The internet was built on sex, and ever since, sex has remained its through line. Samantha Cole, a senior editor at Vice Media’s tech outlet Motherboard and the journalist who broke the story on deepfakes, details this essential connection in How Sex Changed the Internet and the Internet Changed Sex: An Unexpected History [Workman Publishing; On sale November 15, 2022; Hardcover with dust jacket; $30.00 USD].
In this highly visual cultural history, Cole explains how sex influenced the development of the internet we all use today, from shopping carts to the browser cookie to ad revenue models, to payment processors, to the dynamic web page. Cole, through meticulous research and in-depth interviews with sex workers, porn scholars, cam girls, early internet pioneers and tech innovators, illustrates the push-and-pull relationship between the internet and sex—the simultaneous search for freedom and greed, lust and safety.
In How Sex Changed the Internet, readers will learn about:
- How aPlayboy centerfold image advanced bitmapping technology—a process that allows us to see every image and video on the web.
- How the first videoconferencing technology was created for and debuted at an adult- entertainment conference.
- The pervasive racism, fatphobia, andsex negativity embedded into algorithms, and on social media websites we all use every day.

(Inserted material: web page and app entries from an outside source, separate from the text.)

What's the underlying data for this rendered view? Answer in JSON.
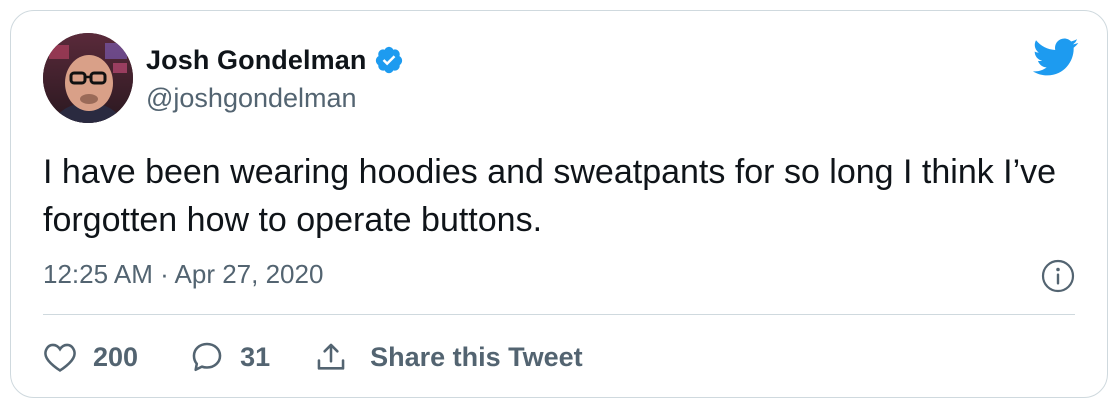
{
  "author": {
    "display_name": "Josh Gondelman",
    "handle": "@joshgondelman",
    "verified": true,
    "avatar_icon": "profile-photo"
  },
  "tweet": {
    "text": "I have been wearing hoodies and sweatpants for so long I think I’ve forgotten how to operate buttons.",
    "timestamp": "12:25 AM · Apr 27, 2020"
  },
  "actions": {
    "likes": "200",
    "replies": "31",
    "share_label": "Share this Tweet"
  },
  "icons": {
    "brand": "twitter-bird-icon",
    "verified": "verified-badge-icon",
    "info": "info-icon",
    "like": "heart-icon",
    "reply": "reply-bubble-icon",
    "share": "share-icon"
  },
  "colors": {
    "brand_blue": "#1d9bf0",
    "text_primary": "#0f1419",
    "text_secondary": "#536471",
    "border": "#cfd9de"
  }
}
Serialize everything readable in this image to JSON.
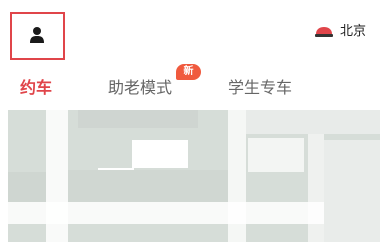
{
  "header": {
    "profile_icon": "user-icon",
    "city": {
      "icon": "car-icon",
      "label": "北京"
    }
  },
  "tabs": [
    {
      "label": "约车",
      "active": true
    },
    {
      "label": "助老模式",
      "badge": "新",
      "active": false
    },
    {
      "label": "学生专车",
      "active": false
    }
  ],
  "colors": {
    "accent": "#e0454a",
    "badge": "#f05a3e",
    "tab_inactive": "#666666",
    "map_green": "#d6ddd8",
    "road": "#ffffff"
  }
}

- How virtual chat rooms allowed people to assume other identities and explore the fluidity of gender and sexuality in meaningful relationships that were, up until then, impossible to do in real life due to prejudice and stigma.
- The ways people used pre-World Wide Web bulletin board systems to connect, such as thetrans activist nun Sister Mary Elizabeth Clark, who disseminated lifesaving and cutting-edge information about HIV/AIDS through BBS.
- How technocratic billionaires and politicians weaponize internet safety, constricting online sex work and decreasing safety for primarily BIPOC and LGBTQ+ sex workers.
- The history of online sex toy retailers and money boom of porn tube sites.
One of the few journalists researching sex online as vigorously as reporters covering Google or Facebook, Cole demonstrates how the way we defend or concede the right to sexual expression online, the way the internet is designed, and how we decide who gets to participate in online spaces shape our lives away from the keyboard, including its costs.
About Samantha Cole:
Samantha Cole is a senior editor for Motherboard, Vice Media’s science and technology outlet, where she covers sexuality, online culture, platforms, and the adult industry. Born on Maryland’s eastern shore, Sam’s decade in journalism spans from hyper-local newspapers to national and international outlets including Popular Science, Fast Company, and Al Jazeera. In 2020, she was nominated for a Writers Guild Award for best digital news coverage. In her spare time, Sam can be found biking around Brooklyn, stress-baking, and spelunking into internet subcultures.
Watch Samatha and Mark here: